How the euro caused Ireland’s crisis

Allister Heath
THERE is one aspect of the Irish crisis that everybody appears to have forgotten about. Yet it goes a long way towards explaining Ireland’s problems. It is, quite simply, its membership of the dysfunctional single currency, an institution which it should never have joined.

For years, sensible economists had been warning that the euro’s one-size-fits-all interest rates and monetary policy would trigger uncontrollable bubbles in high-growth countries, such as Ireland, while depressing activity in weaker economies, such as Germany. For years, these warnings were not heeded, neither by politicians desperate to construct a political Europe, nor, regrettably, by the big financial institutions. Many banks and economists chose to toe the party line, in some cases to placate Europe’s political establishment and in other cases because they were fooled into believing that the single currency afforded smaller countries a free lunch of lower interest rates and stable currencies.

Ireland would have needed very high interest rates during the bubble years; instead, Frankfurt gave it ultra-cheap money. Even in January 2006, when many of the more idiotic lending decisions taken by Irish banks were being planned, the European Central Bank’s main interest rate was just 2.25 per cent. This probably made sense for Germany and maybe even for France. But it was an absurdly low rate for Ireland, which could have done with rates of eight per cent or even nine per cent. Inflation in the Emerald Isle hit 4.2 per cent in August, way too high; for 2006 as a whole, Ireland’s GDP surged by 6.0 per cent and its gross national product by 7.4 per cent.
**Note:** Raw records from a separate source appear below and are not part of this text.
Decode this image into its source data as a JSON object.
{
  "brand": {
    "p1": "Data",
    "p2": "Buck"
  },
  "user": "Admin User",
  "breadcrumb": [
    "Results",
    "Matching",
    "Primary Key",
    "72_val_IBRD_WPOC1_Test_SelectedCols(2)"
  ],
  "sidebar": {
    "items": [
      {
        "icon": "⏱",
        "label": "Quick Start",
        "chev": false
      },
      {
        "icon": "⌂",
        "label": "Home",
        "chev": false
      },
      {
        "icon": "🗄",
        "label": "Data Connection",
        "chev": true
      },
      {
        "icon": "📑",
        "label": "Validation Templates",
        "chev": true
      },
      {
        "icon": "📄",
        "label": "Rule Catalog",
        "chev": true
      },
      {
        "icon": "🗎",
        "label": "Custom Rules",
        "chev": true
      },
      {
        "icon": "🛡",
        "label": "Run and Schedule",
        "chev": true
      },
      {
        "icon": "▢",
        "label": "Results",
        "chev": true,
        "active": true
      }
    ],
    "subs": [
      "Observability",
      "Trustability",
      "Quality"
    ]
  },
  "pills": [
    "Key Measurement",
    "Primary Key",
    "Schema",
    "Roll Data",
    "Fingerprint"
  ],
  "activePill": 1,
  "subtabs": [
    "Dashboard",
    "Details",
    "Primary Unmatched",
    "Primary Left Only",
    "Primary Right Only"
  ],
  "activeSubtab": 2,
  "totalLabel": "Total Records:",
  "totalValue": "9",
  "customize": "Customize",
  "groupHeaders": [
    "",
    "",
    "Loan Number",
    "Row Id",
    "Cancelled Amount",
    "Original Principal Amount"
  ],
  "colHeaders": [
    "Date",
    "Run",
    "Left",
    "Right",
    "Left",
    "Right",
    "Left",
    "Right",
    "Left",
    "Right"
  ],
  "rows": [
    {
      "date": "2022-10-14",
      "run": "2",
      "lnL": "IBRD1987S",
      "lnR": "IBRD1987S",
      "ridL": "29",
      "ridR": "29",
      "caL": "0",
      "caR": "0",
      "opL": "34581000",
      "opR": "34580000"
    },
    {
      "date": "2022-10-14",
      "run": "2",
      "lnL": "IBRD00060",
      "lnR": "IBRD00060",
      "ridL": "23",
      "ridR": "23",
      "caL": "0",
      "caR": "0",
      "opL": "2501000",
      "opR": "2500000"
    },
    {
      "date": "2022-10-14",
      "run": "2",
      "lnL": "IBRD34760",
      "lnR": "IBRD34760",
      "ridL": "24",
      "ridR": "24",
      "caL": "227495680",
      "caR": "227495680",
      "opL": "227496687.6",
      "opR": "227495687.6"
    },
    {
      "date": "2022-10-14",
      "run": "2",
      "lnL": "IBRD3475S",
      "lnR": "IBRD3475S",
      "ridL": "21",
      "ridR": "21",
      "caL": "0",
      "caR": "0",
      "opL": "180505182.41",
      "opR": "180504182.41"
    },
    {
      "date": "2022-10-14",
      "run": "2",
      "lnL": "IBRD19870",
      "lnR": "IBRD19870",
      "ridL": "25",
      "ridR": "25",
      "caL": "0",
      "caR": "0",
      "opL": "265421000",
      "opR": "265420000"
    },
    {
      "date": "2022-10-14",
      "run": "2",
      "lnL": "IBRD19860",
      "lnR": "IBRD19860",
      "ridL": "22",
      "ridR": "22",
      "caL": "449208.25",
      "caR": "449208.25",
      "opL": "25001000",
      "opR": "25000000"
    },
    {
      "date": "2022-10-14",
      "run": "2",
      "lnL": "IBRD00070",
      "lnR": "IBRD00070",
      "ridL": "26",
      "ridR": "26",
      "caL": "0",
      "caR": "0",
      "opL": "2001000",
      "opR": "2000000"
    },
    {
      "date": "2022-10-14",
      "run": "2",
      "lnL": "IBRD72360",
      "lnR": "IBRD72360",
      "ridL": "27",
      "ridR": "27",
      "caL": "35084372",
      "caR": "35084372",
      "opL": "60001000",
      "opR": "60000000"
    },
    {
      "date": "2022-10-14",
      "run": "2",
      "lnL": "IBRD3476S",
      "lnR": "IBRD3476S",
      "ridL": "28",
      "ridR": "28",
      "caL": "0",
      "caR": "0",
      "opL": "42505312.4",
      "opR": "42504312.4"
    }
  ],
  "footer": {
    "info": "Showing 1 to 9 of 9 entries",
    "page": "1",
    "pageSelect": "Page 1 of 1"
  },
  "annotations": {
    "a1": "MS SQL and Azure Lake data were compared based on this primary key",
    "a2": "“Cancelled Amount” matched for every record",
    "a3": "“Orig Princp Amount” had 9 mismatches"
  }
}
In other words, at the height of a property, economic and mortgage boom, Ireland was enjoying negative interest rates after adjusting for inflation. Companies and consumers were being paid to borrow; projects that would never have been worthwhile were the authorities pricing money properly were being signed off left, right and centre. The whole country was drunk on cheap credit, courtesy of the euro; the commercial banks, as ever, were acting as the highly paid transmission mechanism linking central bank to consumers. Everybody believed that Ireland’s excellent tax and microeconomic reforms – including the 12.5 per cent corporation tax rate – caused the boom. Of course, they did account for a large chunk of the growth and played the key role in transforming Ireland from backwater to global hub – but the remainder of the “growth” was mere froth caused by excessively low interest rates.

Ireland’s membership of the euro was thus the single most important reason for yesterday eye-wateringly large bailout of the Irish banks, which will take the budget deficit to 32 per cent of GDP and its gross government debt to 96 per cent of GDP. The tragedy is that nobody is pointing this out: the political establishment is too closely implicated and may yet need to draw on a European bailout fund.

Imagine what would have happened had Britain also embraced the single currency: our interest rates – which were substantially higher than the Eurozone’s, albeit still too low – would have stoked our own bubble to an even greater extent than anything managed by the Bank of England. The UK property bubble would have been even larger and its implosion even more devastating. We don’t realise it – but Britain’s bust of 2008-09 could easily have been much, much nastier.